The Matrix: MEME 3.03

MEME 3.03

Freedom's just another word for WYSIWYG


The southernmost range of the Alps divides Slovenia from Austria. Drive over these mountains, from the Austrian side, and you emerge an hour later in a flat plain which leads to the coast, and the Adriatic sea. Along the way, you'll pass Ljubljana, the capital city of Slovenia, which resembles a poorer Salzburg-- a quaint, small city-- with a bit more grime and tarnish from forty years of Socialism, testimony from Slovenia's time spent as part of Yugoslavia. The Slovenes are doing their best to catch up with their richer Northern neighbors. Slovenia is the wealthiest of the former Yugoslav republics. The economy has grown between 4-6% a year since 1993, and unemployment is down to 7.3%. A decade more of this kind of growth, and Slovenia may well be just as small, rich, and neat as Austria.

I visited Ljubljana in late May, as a participant in the Nettime Conference, where, over two days, people from nearly every country in Europe came to participate (along with a handful of Americans). Nettime is a grass-roots organization which exists mostly in cyberspace, as a by-invitation discussion list, and a Web site. Its goal is a loose one-- what Nettimers call "Internet criticism"-- and over several years since the creation of Nettime in 1994-- the organization has developed as a pan-European confederation of independent thinkers. The sources are too vast to summarize under one label. Perhaps the best explanation of Nettime is that it attempts to explore and discover ideas relating to the spread of cyberspace, ideas which stem from a European, rather than an American, sensibility. The central forum is Nettime's e-mail-based discussion list with 400 participants. The list isn't really a discussion list, but a redistribution point for essays on the meaning of cyberspace. Nettime calls this process "text filtering," and this gives Nettime a thoughtful, meaningful quality, the electronic equivalent of journal, in a state of perpetual flux, mix-mastering threads into a conceptual jam session, with no start or end.

Twice a year, Nettime produces printed material based on the posts which go to the Nettime list. These books go by the initials ZKP, as in "Zentral Kommittee Proceedings"-- it's a joke of sorts, a riff on the old-fashioned jargon from the days of COMECON, Politburos, and five-year plans. (As far as I can tell, there is no central committee guiding Nettime.) In Ljubljana, I received a freshly printed ZKP 4, the fourth in the series, and this issue came out on newspaper, apparently one of 10,000 copies made. Nettime, as I noticed in Ljubljana, defies attempts by observers to categorize. Just when you think you've figured it out, Nettime might morph slightly, upsetting your conceptions.

In the tradition of Dadaism, humor, deadly serious sometimes, with its reversals and self-contradictions, keeps Nettime moving. Motion is good, as it is a source of growth and life, and Nettime is growing.

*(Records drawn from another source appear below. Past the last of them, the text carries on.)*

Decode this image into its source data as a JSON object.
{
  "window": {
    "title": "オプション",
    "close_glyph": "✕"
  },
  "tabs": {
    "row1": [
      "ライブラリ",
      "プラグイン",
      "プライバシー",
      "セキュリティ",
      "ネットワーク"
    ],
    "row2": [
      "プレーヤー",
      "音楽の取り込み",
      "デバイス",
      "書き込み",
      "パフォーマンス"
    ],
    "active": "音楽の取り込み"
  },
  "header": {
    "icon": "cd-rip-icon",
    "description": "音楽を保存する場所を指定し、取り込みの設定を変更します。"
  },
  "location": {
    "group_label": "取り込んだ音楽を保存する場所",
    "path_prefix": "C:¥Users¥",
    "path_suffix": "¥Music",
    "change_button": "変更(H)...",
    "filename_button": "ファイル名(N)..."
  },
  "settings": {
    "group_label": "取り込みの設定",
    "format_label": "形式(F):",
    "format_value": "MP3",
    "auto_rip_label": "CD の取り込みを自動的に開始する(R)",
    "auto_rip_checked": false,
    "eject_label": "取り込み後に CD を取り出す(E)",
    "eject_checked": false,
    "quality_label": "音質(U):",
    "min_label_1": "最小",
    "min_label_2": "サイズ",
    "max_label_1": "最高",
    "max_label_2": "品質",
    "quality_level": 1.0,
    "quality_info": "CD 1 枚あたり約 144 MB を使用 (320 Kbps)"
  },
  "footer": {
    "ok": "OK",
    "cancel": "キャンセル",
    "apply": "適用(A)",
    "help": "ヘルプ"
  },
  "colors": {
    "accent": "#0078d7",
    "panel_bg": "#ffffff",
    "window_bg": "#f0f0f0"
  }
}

About 10 people join the list every week, and 120 people came to the conference; most were from Europe-- Amsterdam, London, Berlin, Sofia, Budapest, Riga, Moscow-- practically every European nation had a citizen in Ljubljana. Europe and cyberspace were at the center of attention.


Europe is undergoing a period of intense self-definition